> [How to complete this task]: Whenever a line in the entries below contains "JSON", copy that line.

> [Dataset rows describing interfaces]:
════

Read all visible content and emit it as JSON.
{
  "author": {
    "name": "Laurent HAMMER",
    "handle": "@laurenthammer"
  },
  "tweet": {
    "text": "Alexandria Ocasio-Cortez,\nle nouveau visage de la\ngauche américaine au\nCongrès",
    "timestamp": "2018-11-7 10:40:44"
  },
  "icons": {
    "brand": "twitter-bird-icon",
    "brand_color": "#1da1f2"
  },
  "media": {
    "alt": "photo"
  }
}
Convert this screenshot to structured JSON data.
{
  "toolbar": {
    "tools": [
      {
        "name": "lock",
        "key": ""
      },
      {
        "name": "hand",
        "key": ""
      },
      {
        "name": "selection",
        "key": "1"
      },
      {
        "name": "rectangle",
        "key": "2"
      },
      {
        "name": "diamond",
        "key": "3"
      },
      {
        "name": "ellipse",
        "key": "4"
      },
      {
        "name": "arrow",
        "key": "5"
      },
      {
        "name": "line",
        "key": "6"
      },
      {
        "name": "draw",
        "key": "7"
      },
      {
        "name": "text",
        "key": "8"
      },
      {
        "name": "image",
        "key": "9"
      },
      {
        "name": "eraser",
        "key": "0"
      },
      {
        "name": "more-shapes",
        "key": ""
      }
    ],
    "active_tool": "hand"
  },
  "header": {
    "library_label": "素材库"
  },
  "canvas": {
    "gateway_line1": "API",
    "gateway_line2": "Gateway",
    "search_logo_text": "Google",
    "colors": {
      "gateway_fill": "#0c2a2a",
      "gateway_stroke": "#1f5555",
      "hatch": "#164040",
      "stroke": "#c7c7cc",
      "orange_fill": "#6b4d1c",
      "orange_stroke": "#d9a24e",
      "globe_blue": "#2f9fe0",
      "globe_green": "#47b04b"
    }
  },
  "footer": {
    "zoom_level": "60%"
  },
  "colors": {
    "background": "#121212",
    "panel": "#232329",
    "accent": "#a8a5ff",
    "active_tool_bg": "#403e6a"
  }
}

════

> [Exercise output]:
Read all visible content and emit it as JSON.
Convert this screenshot to structured JSON data.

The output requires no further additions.